Monday, 10 August 2009

85: The White Stripes - Seven Nation Army

The most widely recognised riff of the decade underlays this hit from Jack and Meg White, from the summer of 2003. The White Stripes laid claim to being one of the most innovative and influential bands of the Noughties, and with this Grammy-winning number, they achieved the peak of their mainstream success.

The riff itself sounds like it is created by a bass guitar, but The White Stripes' have never used that instrument - their standard set-up is Jack on guitar and vocals, Meg on drums. For 'Seven Nation Army', Jack ran his 1950s-style semi-acoustic through an octave pedal, set down an octave. (NB - I have no idea what this means, but Wikipedia says it, so it must be true). It is allegedly based around Anton Bruckner's Symphony No. 5. A young Jack White supposedly misheard the name 'Salvation Army', hence the song's title.

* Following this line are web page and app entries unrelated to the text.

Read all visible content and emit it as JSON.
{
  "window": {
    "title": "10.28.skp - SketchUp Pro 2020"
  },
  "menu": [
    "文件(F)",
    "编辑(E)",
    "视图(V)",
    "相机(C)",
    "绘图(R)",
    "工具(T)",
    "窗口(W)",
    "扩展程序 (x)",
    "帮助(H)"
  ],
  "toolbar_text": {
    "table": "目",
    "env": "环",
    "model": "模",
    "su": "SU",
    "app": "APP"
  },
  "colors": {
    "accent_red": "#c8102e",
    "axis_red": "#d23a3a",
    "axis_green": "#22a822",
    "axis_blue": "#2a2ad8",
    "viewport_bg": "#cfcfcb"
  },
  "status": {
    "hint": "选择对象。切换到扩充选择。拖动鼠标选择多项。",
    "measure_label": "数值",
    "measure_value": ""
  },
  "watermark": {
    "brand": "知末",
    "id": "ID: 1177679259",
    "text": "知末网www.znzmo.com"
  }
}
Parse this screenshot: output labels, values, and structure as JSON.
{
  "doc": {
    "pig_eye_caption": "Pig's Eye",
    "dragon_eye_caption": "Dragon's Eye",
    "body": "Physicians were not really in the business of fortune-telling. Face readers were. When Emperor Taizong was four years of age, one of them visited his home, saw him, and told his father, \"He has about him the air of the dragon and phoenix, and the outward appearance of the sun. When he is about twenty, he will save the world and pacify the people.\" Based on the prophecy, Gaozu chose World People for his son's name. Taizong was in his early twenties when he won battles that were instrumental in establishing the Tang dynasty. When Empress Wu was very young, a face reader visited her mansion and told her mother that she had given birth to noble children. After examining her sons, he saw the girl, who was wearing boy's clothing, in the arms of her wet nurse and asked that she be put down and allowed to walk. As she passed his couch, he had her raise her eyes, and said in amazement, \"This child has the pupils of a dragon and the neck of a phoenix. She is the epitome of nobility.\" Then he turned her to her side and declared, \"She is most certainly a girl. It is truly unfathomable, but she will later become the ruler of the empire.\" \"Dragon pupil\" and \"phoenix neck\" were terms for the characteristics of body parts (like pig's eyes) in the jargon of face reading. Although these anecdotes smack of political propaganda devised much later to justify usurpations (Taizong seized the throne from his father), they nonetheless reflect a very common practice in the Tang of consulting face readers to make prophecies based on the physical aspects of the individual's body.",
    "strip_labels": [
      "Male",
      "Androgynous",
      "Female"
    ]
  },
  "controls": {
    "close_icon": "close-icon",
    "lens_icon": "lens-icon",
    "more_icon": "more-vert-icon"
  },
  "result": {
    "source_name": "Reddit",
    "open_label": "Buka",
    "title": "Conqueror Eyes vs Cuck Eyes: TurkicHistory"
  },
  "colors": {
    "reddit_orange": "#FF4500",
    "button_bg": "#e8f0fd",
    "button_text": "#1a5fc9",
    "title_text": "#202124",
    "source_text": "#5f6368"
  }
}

The song has become massively popular with sports fans, particularly amongst Italian football fans, who sung it all the way through their country's success in the World Cup in 2006. Liverpool fans sing it to Javier Mascherano, and The Guardian described it as "the indiest football album ever." But it has also appeared as entrance music for a Welterwight boxing title fight, at the opening of an Australian cricket innings, and during the Oktoberfest beer festival in Munich. Put simply, 'Seven Nation Army' has emerged as the ultimate in multi-purpose popular music. Which is quite an achievement for a track with a wild guitar breakdown and thrashing drums. Well done, the Whites.

1 comment:

  1. Had I attempted a similar exercise, I'm sure this would have been in my top 10. Pretty close to indie perfection. Didn't know the Salvation Army trivia; thanks for that.